Seven new town homes in South Kensington, four on Master Street, and three on Mascher Street, could be the beginning of a huge project that could result in the construction of as many as seventy new single-family homes, a complete transformation that will pretty much create a new neighborhood in an area that was very recently a collection of underused warehouses.

This massive project is intended for the block bordered by Master St. to the north, Thompson St. to the south, Howard St. to the east, and Mascher St. to the west.

So you know where we're talking about

Corner of Mascher and Master Sts., in the past

The three homes located at 1353-1357 Mascher St., all of which were completed and sold last year, were Phase 1 of a development built by Greenpoint Construction. Three of the four homes at 140-146 Master St. are completed, and one has sold thus far. These homes are all listed for around $350K.

The same corner pictured above, with new and fancy homes.

Another look at the Master St. homes

Four more houses have been approved so far, next to the Master St. homes

According to Steve Osiecki of ReMax Access, the broker handling the properties, Greenpoint is an offshoot of Bart Blatstein’s Tower Investments.

Of course.

Who else would be behind such a large-scale development in this part of town?

Somewhat interestingly, the homes in question were approved for construction during a time when the local neighborhood association, South Kensington Community Partners (SKCP), had suspended their zoning meetings in order to regroup, reorganize and make their process more transparent, according to director Erika Tapp.

Tapp said during the past year she tried to reach out to various developers working in the neighborhood, including those behind this project, but had little success.

“Providing plans only opens yourself up to residents,” said Tapp, who added she understood why developers would avoid such transparency if it was allowed, which in this case, it was.

Still, Tapp said she thinks the Master/Mascher project would have most likely been approved. The warehouse that was demolished to make room for the new structures was abandoned for years and had troubled the community with squatters, drugs and at times bursting water pipes. Something needed to happen there.

It’s entirely unclear whether the developer willfully avoided the community in this case or simply followed the protocols that were expected of them at the time. Whatever was the case for the first few phases of this project, we suspect that the situation will change now that SKCP appears to be back on its feet. When Tower wishes to construct the numerous additional homes that will ultimately constitute this project, the community will get involved. And hopefully support- these homes should do great things for the neighborhood.

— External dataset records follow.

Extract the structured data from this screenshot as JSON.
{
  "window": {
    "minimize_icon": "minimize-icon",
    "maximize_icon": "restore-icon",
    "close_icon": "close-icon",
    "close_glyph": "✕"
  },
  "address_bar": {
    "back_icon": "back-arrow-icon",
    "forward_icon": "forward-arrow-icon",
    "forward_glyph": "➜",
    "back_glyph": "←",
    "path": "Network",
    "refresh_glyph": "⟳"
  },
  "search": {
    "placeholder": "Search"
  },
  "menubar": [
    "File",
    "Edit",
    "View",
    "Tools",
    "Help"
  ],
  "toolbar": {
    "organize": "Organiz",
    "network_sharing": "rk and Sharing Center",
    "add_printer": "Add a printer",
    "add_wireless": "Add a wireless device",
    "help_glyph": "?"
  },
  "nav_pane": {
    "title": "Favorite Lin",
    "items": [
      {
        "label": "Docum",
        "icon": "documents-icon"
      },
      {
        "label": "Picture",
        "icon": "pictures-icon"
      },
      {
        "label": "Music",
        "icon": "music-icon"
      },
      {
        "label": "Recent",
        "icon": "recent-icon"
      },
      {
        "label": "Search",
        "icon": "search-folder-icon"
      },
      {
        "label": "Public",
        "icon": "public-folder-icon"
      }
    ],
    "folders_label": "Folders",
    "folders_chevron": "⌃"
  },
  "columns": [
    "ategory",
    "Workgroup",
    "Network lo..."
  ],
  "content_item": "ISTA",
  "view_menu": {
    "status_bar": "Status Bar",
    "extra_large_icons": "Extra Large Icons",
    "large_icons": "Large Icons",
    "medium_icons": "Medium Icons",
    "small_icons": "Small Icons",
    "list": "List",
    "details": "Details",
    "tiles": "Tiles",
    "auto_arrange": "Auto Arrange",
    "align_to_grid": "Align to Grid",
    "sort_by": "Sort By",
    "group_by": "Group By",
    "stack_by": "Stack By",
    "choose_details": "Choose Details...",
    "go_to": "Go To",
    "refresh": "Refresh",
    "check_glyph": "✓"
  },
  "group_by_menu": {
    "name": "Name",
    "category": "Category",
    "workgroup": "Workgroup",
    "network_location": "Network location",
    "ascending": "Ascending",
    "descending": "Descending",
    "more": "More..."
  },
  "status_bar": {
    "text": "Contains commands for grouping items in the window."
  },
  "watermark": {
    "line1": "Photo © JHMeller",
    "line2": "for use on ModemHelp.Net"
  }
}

The next phase is on the way...

So much land, so many houses to come

–Lou Mancinelli